The student services program for Buncombe County Schools has received a $1.19 million grant from the U.S. Department of Education to address “social, emotional and mental health issues” of students and the impact on school performance, according to David Thompson, director of student services for the county school system.
The grant, which will be allocated over three years, will allow county schools to hire five new counselors for county elementary schools, Thompson said.
“Right now, I have seven schools with only a part-time counselor,” Thompson said. “As a result of this grant, there will be at least one full-time counselor in every elementary school.”
Thompson hopes to have the additional counselors on board this fall.
The project is called “Schools with CLASS: Counselor Leaders Advancing School Safety.” Thompson said school officials will be working with local physicians, mental health agencies and others in the community on this effort.
The program should help increase student access to mental health support. School officials hope to see less bullying and disciplinary action and better student performance.

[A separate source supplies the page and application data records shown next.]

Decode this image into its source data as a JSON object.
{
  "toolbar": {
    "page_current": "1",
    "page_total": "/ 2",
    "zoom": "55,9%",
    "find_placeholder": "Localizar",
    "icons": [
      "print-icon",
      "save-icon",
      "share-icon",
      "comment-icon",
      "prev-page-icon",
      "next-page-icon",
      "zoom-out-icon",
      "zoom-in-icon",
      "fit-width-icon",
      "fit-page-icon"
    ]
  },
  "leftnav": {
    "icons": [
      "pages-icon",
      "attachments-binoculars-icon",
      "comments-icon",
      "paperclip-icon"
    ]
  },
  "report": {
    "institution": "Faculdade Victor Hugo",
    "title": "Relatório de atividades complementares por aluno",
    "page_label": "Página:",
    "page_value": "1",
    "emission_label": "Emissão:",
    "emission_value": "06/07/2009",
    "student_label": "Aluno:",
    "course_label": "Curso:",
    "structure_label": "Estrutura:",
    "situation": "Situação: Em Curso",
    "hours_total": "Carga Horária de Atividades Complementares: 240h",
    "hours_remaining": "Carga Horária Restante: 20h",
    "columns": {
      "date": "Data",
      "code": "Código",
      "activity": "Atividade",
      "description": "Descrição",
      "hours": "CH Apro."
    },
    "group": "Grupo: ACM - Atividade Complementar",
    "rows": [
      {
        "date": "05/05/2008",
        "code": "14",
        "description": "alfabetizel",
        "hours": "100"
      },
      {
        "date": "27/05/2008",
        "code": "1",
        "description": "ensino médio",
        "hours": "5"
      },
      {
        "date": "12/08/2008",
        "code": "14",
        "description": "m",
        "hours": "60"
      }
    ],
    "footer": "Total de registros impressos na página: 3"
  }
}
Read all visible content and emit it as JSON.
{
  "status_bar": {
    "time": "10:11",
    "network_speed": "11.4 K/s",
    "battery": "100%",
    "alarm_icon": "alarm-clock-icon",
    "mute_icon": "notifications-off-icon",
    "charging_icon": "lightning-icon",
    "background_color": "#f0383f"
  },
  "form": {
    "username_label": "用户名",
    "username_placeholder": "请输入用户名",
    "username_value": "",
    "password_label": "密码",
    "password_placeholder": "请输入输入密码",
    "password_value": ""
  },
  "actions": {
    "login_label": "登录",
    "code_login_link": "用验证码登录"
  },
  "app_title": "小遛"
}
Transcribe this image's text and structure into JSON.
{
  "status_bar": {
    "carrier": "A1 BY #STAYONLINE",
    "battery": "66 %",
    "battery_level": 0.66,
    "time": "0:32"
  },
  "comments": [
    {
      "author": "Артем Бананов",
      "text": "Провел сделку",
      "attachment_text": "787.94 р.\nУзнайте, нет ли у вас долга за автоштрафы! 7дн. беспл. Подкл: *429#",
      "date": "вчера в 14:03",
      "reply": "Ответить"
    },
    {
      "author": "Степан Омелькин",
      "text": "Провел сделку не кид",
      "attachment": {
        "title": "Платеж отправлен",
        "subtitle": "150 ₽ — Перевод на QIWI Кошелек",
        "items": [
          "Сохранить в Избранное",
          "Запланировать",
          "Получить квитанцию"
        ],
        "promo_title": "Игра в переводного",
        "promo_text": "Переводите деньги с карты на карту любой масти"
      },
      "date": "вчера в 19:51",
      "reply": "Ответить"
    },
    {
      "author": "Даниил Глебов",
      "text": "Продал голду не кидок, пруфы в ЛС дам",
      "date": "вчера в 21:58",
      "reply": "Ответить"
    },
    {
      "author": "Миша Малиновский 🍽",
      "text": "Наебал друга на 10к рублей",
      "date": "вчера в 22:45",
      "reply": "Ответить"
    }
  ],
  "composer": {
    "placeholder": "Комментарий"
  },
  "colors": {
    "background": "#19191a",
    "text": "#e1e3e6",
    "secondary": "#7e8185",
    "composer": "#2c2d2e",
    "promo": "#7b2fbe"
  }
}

The grant will allow the system to train staff and implement “trauma-focused strategies to address students who are at-risk due to adverse childhood experiences such as, homelessness, abuse, neglect, loss of a parent, etc.” and to put in place a digital accountability system to track bullying reports, according to a news release.
Other aspects of the grant include “a research-based social-emotional curriculum that includes anti-bullying and academic learning strategies” and training counselors and social workers in Triple P Parenting, “a research-based parenting program utilized throughout the community,” according to the release.
The program also provides support for students from military families who may be having issues because of deployment of a parent or family member.